PROBLEM TO SOLVE :: Give the lines below again, exactly as they stand, and leave out the images.
[Start of section]
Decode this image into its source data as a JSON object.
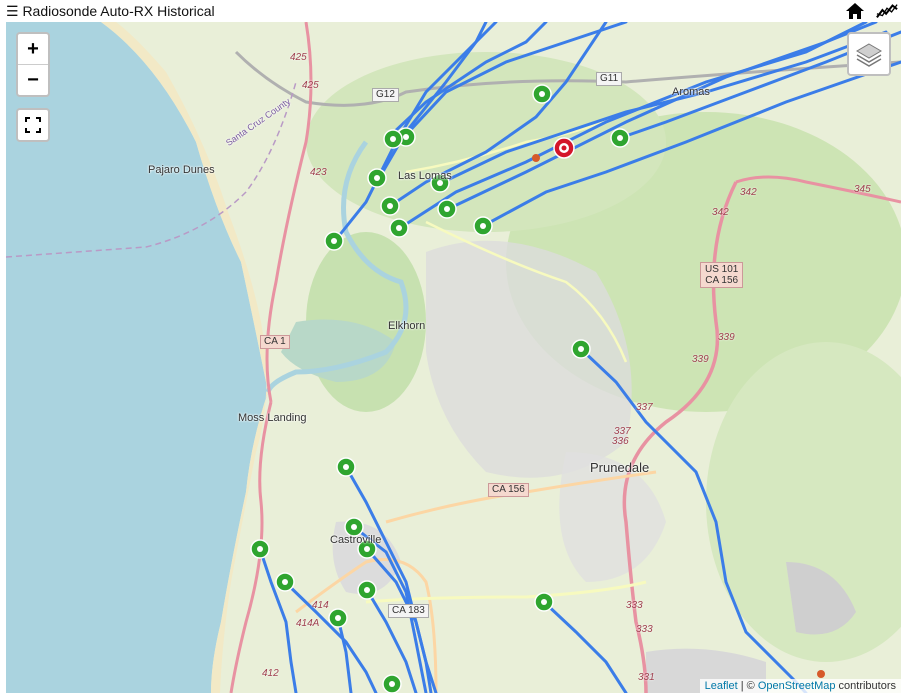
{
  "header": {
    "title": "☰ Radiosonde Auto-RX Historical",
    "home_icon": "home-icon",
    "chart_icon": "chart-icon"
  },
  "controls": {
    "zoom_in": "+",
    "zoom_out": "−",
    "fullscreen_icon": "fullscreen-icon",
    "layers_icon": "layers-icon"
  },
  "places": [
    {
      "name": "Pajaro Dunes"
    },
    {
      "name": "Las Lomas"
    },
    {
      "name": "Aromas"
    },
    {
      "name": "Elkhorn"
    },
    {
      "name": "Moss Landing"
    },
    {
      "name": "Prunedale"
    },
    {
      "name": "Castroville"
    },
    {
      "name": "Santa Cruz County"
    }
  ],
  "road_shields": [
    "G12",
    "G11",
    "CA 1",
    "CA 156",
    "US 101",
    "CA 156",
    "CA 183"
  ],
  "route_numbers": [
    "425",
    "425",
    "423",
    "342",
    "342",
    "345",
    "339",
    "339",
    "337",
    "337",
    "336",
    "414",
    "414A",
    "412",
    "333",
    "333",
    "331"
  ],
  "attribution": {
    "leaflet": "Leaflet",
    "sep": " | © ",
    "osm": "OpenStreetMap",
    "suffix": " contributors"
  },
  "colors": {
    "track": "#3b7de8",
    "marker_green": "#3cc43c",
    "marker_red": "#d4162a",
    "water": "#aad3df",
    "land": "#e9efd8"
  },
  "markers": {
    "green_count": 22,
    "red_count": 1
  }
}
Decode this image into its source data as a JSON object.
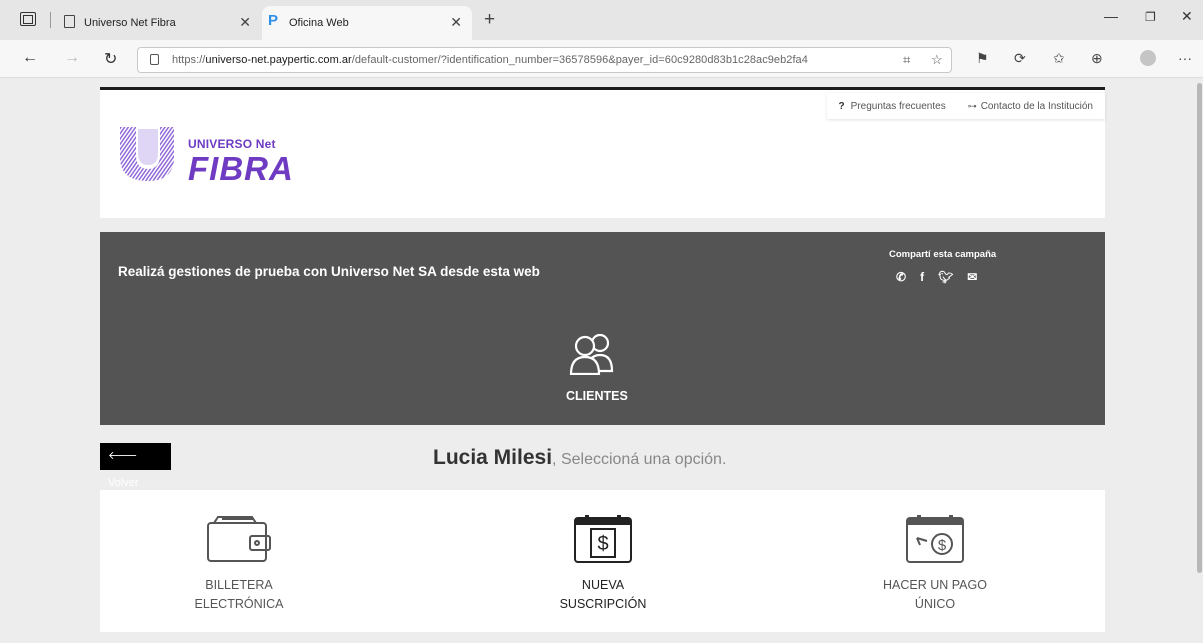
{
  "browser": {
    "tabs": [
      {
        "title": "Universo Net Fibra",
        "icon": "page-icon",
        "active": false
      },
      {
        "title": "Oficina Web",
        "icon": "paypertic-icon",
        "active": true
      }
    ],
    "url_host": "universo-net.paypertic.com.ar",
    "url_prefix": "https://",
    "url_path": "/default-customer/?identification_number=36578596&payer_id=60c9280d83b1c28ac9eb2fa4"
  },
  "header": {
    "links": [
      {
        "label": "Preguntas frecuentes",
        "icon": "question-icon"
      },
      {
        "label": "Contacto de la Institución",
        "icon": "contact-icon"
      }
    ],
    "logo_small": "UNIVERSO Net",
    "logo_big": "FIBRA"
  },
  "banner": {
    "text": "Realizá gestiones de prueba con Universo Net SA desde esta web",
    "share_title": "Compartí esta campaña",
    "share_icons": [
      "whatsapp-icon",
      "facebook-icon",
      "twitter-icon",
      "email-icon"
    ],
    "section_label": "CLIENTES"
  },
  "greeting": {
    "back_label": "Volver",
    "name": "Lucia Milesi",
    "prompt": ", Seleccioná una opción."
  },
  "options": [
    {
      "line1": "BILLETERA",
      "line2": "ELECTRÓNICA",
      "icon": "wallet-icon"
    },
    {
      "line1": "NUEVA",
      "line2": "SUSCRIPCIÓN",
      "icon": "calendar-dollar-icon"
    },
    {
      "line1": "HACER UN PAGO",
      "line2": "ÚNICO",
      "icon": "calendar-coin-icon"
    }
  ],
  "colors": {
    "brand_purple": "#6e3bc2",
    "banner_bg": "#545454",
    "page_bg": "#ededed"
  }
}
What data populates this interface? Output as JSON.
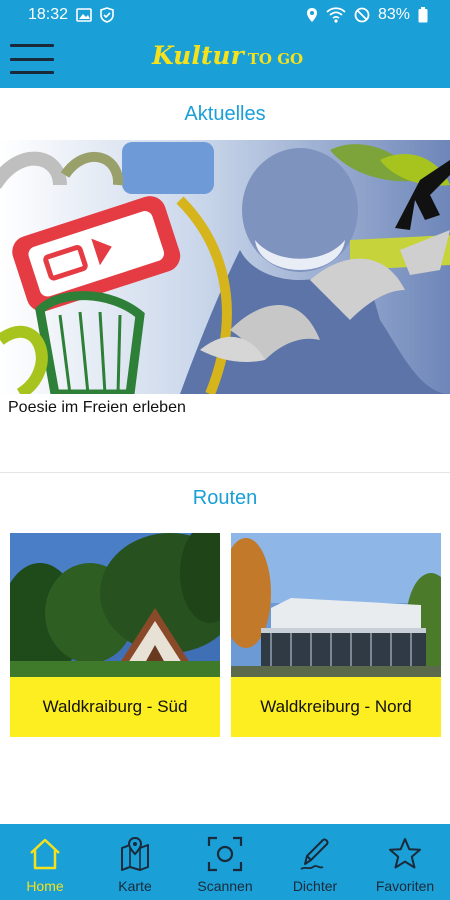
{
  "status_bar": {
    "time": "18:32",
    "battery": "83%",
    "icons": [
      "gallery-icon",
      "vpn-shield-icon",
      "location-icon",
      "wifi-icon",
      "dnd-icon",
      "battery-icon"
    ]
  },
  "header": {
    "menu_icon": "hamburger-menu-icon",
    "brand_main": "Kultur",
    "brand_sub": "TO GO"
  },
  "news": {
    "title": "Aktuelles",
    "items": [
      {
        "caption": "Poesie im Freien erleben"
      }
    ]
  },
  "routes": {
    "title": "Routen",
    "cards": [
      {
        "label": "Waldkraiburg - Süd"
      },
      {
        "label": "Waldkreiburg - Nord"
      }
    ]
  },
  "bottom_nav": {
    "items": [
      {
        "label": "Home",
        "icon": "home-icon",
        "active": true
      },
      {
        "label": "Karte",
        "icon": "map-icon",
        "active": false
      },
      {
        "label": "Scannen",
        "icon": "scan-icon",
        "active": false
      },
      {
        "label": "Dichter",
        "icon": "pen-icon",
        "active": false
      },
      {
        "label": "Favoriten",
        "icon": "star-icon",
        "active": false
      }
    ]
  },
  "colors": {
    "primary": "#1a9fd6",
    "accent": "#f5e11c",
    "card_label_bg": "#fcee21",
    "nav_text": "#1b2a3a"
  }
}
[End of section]
YOUR SOLUTION ::
Decode this image into its source data as a JSON object.
{
  "header": {
    "title": "☰ Radiosonde Auto-RX Historical",
    "home_icon": "home-icon",
    "chart_icon": "chart-icon"
  },
  "controls": {
    "zoom_in": "+",
    "zoom_out": "−",
    "fullscreen_icon": "fullscreen-icon",
    "layers_icon": "layers-icon"
  },
  "places": [
    {
      "name": "Pajaro Dunes"
    },
    {
      "name": "Las Lomas"
    },
    {
      "name": "Aromas"
    },
    {
      "name": "Elkhorn"
    },
    {
      "name": "Moss Landing"
    },
    {
      "name": "Prunedale"
    },
    {
      "name": "Castroville"
    },
    {
      "name": "Santa Cruz County"
    }
  ],
  "road_shields": [
    "G12",
    "G11",
    "CA 1",
    "CA 156",
    "US 101",
    "CA 156",
    "CA 183"
  ],
  "route_numbers": [
    "425",
    "425",
    "423",
    "342",
    "342",
    "345",
    "339",
    "339",
    "337",
    "337",
    "336",
    "414",
    "414A",
    "412",
    "333",
    "333",
    "331"
  ],
  "attribution": {
    "leaflet": "Leaflet",
    "sep": " | © ",
    "osm": "OpenStreetMap",
    "suffix": " contributors"
  },
  "colors": {
    "track": "#3b7de8",
    "marker_green": "#3cc43c",
    "marker_red": "#d4162a",
    "water": "#aad3df",
    "land": "#e9efd8"
  },
  "markers": {
    "green_count": 22,
    "red_count": 1
  }
}
Decode this image into its source data as a JSON object.
{
  "browser": {
    "tabs": [
      {
        "title": "Universo Net Fibra",
        "icon": "page-icon",
        "active": false
      },
      {
        "title": "Oficina Web",
        "icon": "paypertic-icon",
        "active": true
      }
    ],
    "url_host": "universo-net.paypertic.com.ar",
    "url_prefix": "https://",
    "url_path": "/default-customer/?identification_number=36578596&payer_id=60c9280d83b1c28ac9eb2fa4"
  },
  "header": {
    "links": [
      {
        "label": "Preguntas frecuentes",
        "icon": "question-icon"
      },
      {
        "label": "Contacto de la Institución",
        "icon": "contact-icon"
      }
    ],
    "logo_small": "UNIVERSO Net",
    "logo_big": "FIBRA"
  },
  "banner": {
    "text": "Realizá gestiones de prueba con Universo Net SA desde esta web",
    "share_title": "Compartí esta campaña",
    "share_icons": [
      "whatsapp-icon",
      "facebook-icon",
      "twitter-icon",
      "email-icon"
    ],
    "section_label": "CLIENTES"
  },
  "greeting": {
    "back_label": "Volver",
    "name": "Lucia Milesi",
    "prompt": ", Seleccioná una opción."
  },
  "options": [
    {
      "line1": "BILLETERA",
      "line2": "ELECTRÓNICA",
      "icon": "wallet-icon"
    },
    {
      "line1": "NUEVA",
      "line2": "SUSCRIPCIÓN",
      "icon": "calendar-dollar-icon"
    },
    {
      "line1": "HACER UN PAGO",
      "line2": "ÚNICO",
      "icon": "calendar-coin-icon"
    }
  ],
  "colors": {
    "brand_purple": "#6e3bc2",
    "banner_bg": "#545454",
    "page_bg": "#ededed"
  }
}
What data populates this interface? Output as JSON.
{
  "status_bar": {
    "time": "18:32",
    "battery": "83%",
    "icons": [
      "gallery-icon",
      "vpn-shield-icon",
      "location-icon",
      "wifi-icon",
      "dnd-icon",
      "battery-icon"
    ]
  },
  "header": {
    "menu_icon": "hamburger-menu-icon",
    "brand_main": "Kultur",
    "brand_sub": "TO GO"
  },
  "news": {
    "title": "Aktuelles",
    "items": [
      {
        "caption": "Poesie im Freien erleben"
      }
    ]
  },
  "routes": {
    "title": "Routen",
    "cards": [
      {
        "label": "Waldkraiburg - Süd"
      },
      {
        "label": "Waldkreiburg - Nord"
      }
    ]
  },
  "bottom_nav": {
    "items": [
      {
        "label": "Home",
        "icon": "home-icon",
        "active": true
      },
      {
        "label": "Karte",
        "icon": "map-icon",
        "active": false
      },
      {
        "label": "Scannen",
        "icon": "scan-icon",
        "active": false
      },
      {
        "label": "Dichter",
        "icon": "pen-icon",
        "active": false
      },
      {
        "label": "Favoriten",
        "icon": "star-icon",
        "active": false
      }
    ]
  },
  "colors": {
    "primary": "#1a9fd6",
    "accent": "#f5e11c",
    "card_label_bg": "#fcee21",
    "nav_text": "#1b2a3a"
  }
}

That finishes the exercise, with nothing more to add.